Councillors slam mobile library
CLARENCE Valley councillors have turned their sights onto the mobile library service, claiming the $148,000 service did not provide value for money.
At Tuesday's Clarence Valley Council environment, planning and community meeting, councillors discussed a proposal to reduce costs of the service by using a smaller vehicle and reducing the number of stops it made to its users in outlying areas of the Valley.
Cr Arthur Lysaught was critical of the costs of the service, considering so many now had access to the "digital highway".
He said spending $148,000 on the 1200 to 1250 mobile library members came in at around $30 a visit and asked if council had done due diligence on the service.
He was also worried proposed cuts to the service would drive down the number of members and increase the cost per member to $50 a visit.
The director of environment, planning and community Des Schroder said the smaller vehicle, and reduced stops would bring the cost per visit to around $20.
He said the vehicle would cost about $100,000 a year to run and the purchase price would be covered by a grant for mobile library services from the State Government.

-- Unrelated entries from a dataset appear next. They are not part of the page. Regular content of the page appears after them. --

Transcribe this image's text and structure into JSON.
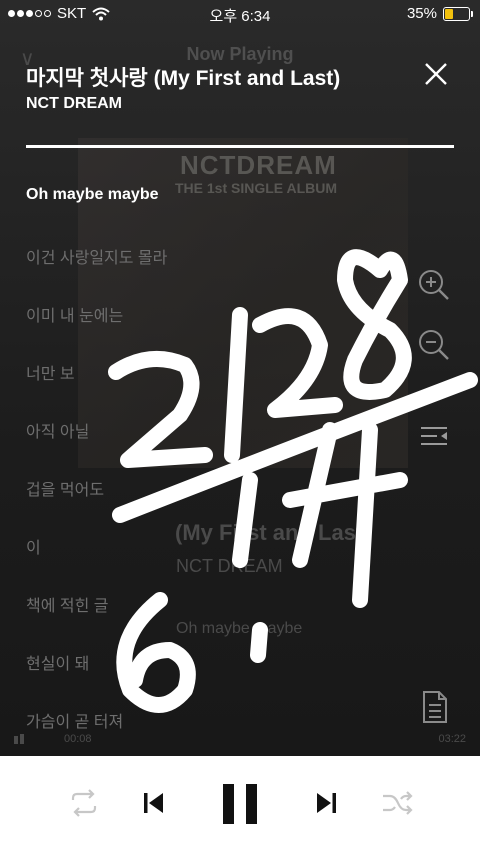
{
  "status_bar": {
    "carrier": "SKT",
    "time": "오후 6:34",
    "battery_percent": "35%",
    "battery_level": 0.35
  },
  "player": {
    "background_heading": "Now Playing",
    "song_title": "마지막 첫사랑 (My First and Last)",
    "artist": "NCT DREAM",
    "album_art_title": "NCTDREAM",
    "album_art_subtitle": "THE 1st SINGLE ALBUM",
    "elapsed": "00:08",
    "duration": "03:22",
    "background_lyric": "Oh maybe maybe"
  },
  "lyrics": [
    {
      "text": "Oh maybe maybe",
      "active": true
    },
    {
      "text": "이건 사랑일지도 몰라",
      "active": false
    },
    {
      "text": "이미 내 눈에는",
      "active": false
    },
    {
      "text": "너만 보",
      "active": false
    },
    {
      "text": "아직 아닐",
      "active": false
    },
    {
      "text": "겁을 먹어도",
      "active": false
    },
    {
      "text": "이",
      "active": false
    },
    {
      "text": "책에 적힌 글",
      "active": false
    },
    {
      "text": "현실이 돼",
      "active": false
    },
    {
      "text": "가슴이 곧 터져",
      "active": false
    }
  ],
  "icons": {
    "close": "close-icon",
    "zoom_in": "zoom-in-icon",
    "zoom_out": "zoom-out-icon",
    "lyrics_sync": "lyrics-sync-icon",
    "lyrics_doc": "document-icon",
    "repeat": "repeat-icon",
    "previous": "previous-icon",
    "pause": "pause-icon",
    "next": "next-icon",
    "shuffle": "shuffle-icon"
  },
  "colors": {
    "accent_battery": "#f2c10e",
    "lyric_active": "#ffffff",
    "lyric_inactive": "#6e6e6e",
    "controls_bg": "#ffffff"
  }
}
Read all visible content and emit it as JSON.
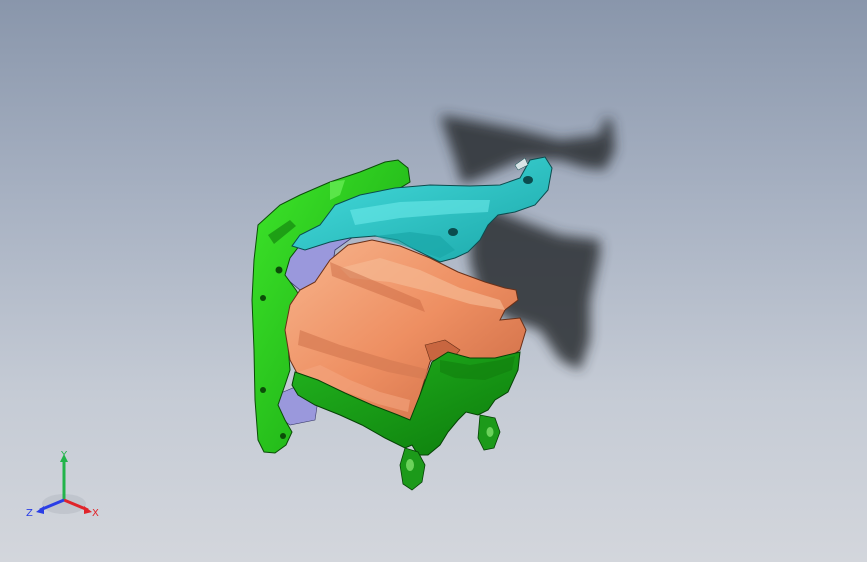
{
  "viewport": {
    "background_top": "#8996ab",
    "background_bottom": "#d3d6dc"
  },
  "model": {
    "parts": [
      {
        "name": "mounting-bracket",
        "color": "#22c814"
      },
      {
        "name": "upper-arm",
        "color": "#2ec8c8"
      },
      {
        "name": "reinforcement-panel",
        "color": "#f09a72"
      },
      {
        "name": "lower-channel",
        "color": "#1fa01c"
      },
      {
        "name": "inner-plate",
        "color": "#8c8cd6"
      }
    ],
    "shadow_color": "#2a2d33"
  },
  "triad": {
    "x_label": "X",
    "y_label": "Y",
    "z_label": "Z",
    "x_color": "#e0242a",
    "y_color": "#22b44a",
    "z_color": "#2a3ee6"
  }
}
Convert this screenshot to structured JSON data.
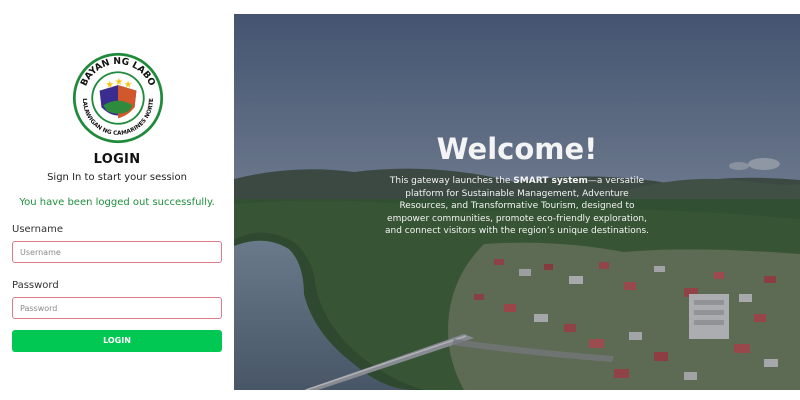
{
  "logo": {
    "top_text": "BAYAN NG LABO",
    "bottom_text": "LALAWIGAN NG CAMARINES NORTE",
    "icon": "municipal-seal-icon"
  },
  "login": {
    "title": "LOGIN",
    "subtitle": "Sign In to start your session",
    "alert": "You have been logged out successfully.",
    "username_label": "Username",
    "username_placeholder": "Username",
    "password_label": "Password",
    "password_placeholder": "Password",
    "button_label": "LOGIN"
  },
  "hero": {
    "heading": "Welcome!",
    "desc_prefix": "This gateway launches the ",
    "desc_highlight": "SMART system",
    "desc_suffix": "—a versatile platform for Sustainable Management, Adventure Resources, and Transformative Tourism, designed to empower communities, promote eco-friendly exploration, and connect visitors with the region’s unique destinations."
  },
  "colors": {
    "primary": "#00c853",
    "success_text": "#1e8e3e",
    "input_border": "#e07c88"
  }
}
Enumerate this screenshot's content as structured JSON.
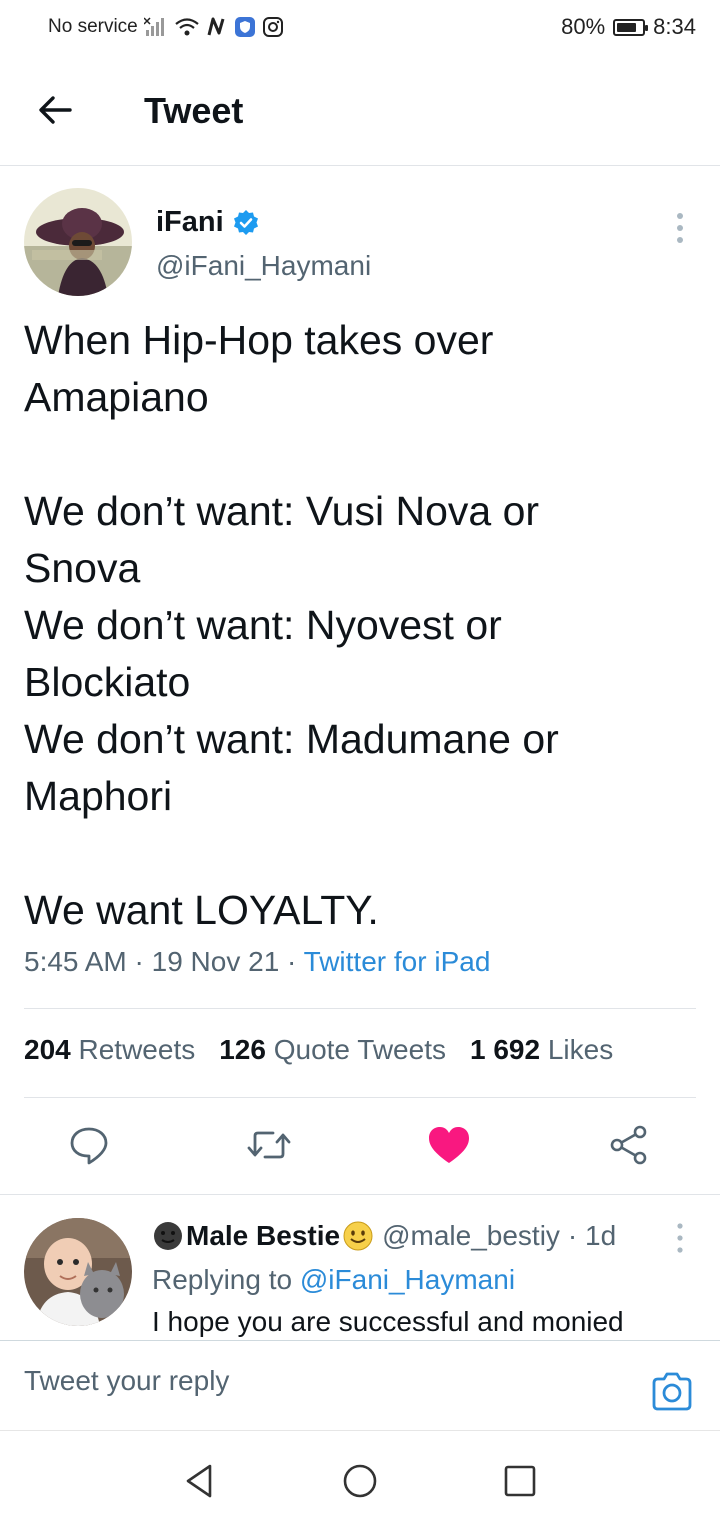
{
  "status_bar": {
    "carrier": "No service",
    "battery": "80%",
    "battery_level": 0.8,
    "time": "8:34"
  },
  "header": {
    "title": "Tweet"
  },
  "tweet": {
    "author_name": "iFani",
    "author_handle": "@iFani_Haymani",
    "verified": true,
    "text": "When Hip-Hop takes over\nAmapiano\n\nWe don’t want: Vusi Nova or\nSnova\nWe don’t want: Nyovest or\nBlockiato\nWe don’t want: Madumane or\nMaphori\n\nWe want LOYALTY.",
    "time": "5:45 AM",
    "date": "19 Nov 21",
    "separator": "·",
    "source": "Twitter for iPad",
    "retweets_count": "204",
    "retweets_label": "Retweets",
    "quotes_count": "126",
    "quotes_label": "Quote Tweets",
    "likes_count": "1 692",
    "likes_label": "Likes",
    "liked": true
  },
  "reply": {
    "name": "Male Bestie",
    "handle": "@male_bestiy",
    "age": "· 1d",
    "replying_prefix": "Replying to",
    "replying_to": "@iFani_Haymani",
    "text": "I hope you are successful and monied"
  },
  "composer": {
    "placeholder": "Tweet your reply"
  },
  "colors": {
    "accent": "#2b8bd8",
    "like": "#f91880",
    "verified": "#1d9bf0",
    "text": "#0f1419",
    "muted": "#536471"
  },
  "icons": {
    "back": "arrow-left-icon",
    "reply": "speech-bubble-icon",
    "retweet": "retweet-icon",
    "like": "heart-icon",
    "share": "share-icon",
    "camera": "camera-icon"
  }
}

Cr Andrew Baker said he would like to see figures without the proposed cuts in the number of stops, but suspected the council would have to "join up to reality".
"When we go with this $30 a visit and then go off to one of the swimming pools and say we cannot afford you at $27 a visit," he said.

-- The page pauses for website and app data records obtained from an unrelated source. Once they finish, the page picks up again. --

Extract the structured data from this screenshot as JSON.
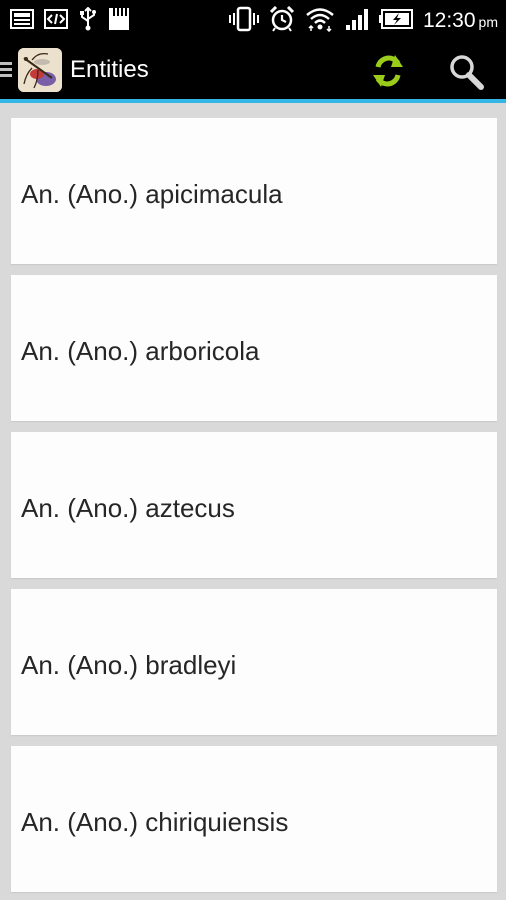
{
  "status_bar": {
    "time": "12:30",
    "ampm": "pm",
    "left_icons": [
      "gallery-icon",
      "code-icon",
      "usb-icon",
      "sd-card-icon"
    ],
    "right_icons": [
      "vibrate-icon",
      "alarm-icon",
      "wifi-icon",
      "signal-icon",
      "battery-charging-icon"
    ]
  },
  "action_bar": {
    "title": "Entities",
    "app_icon": "mosquito-app-icon",
    "actions": [
      {
        "name": "refresh",
        "icon": "refresh-icon",
        "color": "#9acd1a"
      },
      {
        "name": "search",
        "icon": "search-icon",
        "color": "#d8d8d8"
      }
    ],
    "accent_color": "#33b5e5"
  },
  "entities": [
    {
      "label": "An. (Ano.) apicimacula"
    },
    {
      "label": "An. (Ano.) arboricola"
    },
    {
      "label": "An. (Ano.) aztecus"
    },
    {
      "label": "An. (Ano.) bradleyi"
    },
    {
      "label": "An. (Ano.) chiriquiensis"
    }
  ]
}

"They'll say we don't go to the library, but we want our $27 a visit swimming pool."
The Mayor, Richie Williamson, said the reduction of the library service was shaping as one of the tough decisions that had to be made.

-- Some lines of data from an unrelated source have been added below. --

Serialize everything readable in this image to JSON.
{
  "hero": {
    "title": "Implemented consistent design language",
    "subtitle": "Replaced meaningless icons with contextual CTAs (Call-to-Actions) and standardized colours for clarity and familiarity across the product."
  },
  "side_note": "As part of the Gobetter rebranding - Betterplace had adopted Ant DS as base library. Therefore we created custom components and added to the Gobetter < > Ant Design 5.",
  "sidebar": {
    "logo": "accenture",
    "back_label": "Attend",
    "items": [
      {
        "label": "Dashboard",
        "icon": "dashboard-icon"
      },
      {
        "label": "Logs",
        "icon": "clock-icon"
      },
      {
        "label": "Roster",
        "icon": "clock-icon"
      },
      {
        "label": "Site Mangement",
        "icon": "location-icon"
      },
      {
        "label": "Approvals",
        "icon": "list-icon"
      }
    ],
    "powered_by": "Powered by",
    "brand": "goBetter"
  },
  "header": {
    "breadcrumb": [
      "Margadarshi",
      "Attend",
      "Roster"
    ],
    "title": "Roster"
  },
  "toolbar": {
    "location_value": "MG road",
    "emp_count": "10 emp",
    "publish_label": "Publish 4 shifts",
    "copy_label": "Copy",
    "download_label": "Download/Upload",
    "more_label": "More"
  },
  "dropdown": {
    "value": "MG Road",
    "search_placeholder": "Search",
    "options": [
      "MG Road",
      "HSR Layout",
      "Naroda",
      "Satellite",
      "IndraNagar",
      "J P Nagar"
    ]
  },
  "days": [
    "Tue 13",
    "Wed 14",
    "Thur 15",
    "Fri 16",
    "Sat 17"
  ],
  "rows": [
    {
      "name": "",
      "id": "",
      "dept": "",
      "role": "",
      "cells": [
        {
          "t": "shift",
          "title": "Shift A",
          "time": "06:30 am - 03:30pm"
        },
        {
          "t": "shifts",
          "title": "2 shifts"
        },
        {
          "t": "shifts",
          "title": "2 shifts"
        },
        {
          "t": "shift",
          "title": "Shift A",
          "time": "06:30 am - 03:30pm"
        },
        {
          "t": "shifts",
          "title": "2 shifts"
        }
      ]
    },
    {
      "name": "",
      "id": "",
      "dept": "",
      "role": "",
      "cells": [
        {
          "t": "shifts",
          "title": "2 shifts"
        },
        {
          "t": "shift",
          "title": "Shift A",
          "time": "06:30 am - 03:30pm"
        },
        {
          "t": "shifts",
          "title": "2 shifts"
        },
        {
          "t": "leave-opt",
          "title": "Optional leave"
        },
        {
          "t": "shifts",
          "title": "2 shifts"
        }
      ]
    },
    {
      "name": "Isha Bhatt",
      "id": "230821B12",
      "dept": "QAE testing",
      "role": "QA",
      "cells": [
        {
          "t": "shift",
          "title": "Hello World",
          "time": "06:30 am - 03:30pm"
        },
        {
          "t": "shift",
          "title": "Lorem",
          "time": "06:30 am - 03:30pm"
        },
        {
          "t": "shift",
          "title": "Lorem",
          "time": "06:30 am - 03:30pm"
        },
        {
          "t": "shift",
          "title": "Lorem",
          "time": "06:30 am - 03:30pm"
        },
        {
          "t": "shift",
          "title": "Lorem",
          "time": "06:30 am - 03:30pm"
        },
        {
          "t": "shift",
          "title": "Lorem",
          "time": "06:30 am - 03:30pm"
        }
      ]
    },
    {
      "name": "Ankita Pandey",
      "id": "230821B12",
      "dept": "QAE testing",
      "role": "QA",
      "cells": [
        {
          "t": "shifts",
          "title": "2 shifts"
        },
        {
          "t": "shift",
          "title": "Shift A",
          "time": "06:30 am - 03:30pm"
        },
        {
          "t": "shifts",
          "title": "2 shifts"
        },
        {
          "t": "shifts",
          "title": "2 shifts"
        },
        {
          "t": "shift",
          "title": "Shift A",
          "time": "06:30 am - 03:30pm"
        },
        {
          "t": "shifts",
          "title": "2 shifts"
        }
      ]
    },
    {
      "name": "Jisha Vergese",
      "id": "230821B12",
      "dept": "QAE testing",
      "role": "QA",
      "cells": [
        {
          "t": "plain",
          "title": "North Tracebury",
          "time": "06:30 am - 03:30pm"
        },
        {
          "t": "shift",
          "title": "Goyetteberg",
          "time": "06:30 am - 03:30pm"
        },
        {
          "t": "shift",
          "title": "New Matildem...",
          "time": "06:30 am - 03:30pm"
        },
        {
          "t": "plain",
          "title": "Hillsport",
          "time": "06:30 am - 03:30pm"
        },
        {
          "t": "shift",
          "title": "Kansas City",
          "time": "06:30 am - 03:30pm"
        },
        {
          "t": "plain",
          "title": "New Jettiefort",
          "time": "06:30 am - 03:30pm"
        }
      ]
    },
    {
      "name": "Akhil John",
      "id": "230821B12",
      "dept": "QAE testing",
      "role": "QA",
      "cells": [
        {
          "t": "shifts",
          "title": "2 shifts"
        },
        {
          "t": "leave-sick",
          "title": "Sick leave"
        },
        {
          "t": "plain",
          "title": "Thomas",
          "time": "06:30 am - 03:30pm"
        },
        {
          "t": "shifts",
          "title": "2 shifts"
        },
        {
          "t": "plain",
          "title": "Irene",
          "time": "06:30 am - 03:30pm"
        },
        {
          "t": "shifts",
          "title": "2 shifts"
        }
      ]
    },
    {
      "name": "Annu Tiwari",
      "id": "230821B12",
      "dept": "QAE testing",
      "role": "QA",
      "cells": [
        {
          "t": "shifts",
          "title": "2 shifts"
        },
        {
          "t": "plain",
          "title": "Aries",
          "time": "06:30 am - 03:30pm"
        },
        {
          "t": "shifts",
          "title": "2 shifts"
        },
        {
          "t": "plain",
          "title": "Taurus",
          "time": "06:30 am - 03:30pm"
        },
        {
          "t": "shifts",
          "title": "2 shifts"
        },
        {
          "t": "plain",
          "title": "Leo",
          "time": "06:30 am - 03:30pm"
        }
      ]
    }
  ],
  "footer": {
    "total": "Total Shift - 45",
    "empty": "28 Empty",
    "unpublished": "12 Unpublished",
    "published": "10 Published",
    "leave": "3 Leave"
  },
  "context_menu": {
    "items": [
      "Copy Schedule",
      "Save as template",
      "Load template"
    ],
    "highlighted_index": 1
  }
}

But he pointed out for many of the mobile library service members, this was the only contact they ever had with the council.
"Some of those communities - not all of them certainly - would not see a great deal of interaction with council in some areas," he said.
"They deserve to have at least some service level provided through the mobile library service."
He said the reduction in the number of stops was justifiable and used the experience of his home town of Coutts Crossing as an example.
"The truck stops at the pre-school and then goes to the hall, which is literally across the road, then it drives up to the school hall 700m away. One stop would cater for all of those."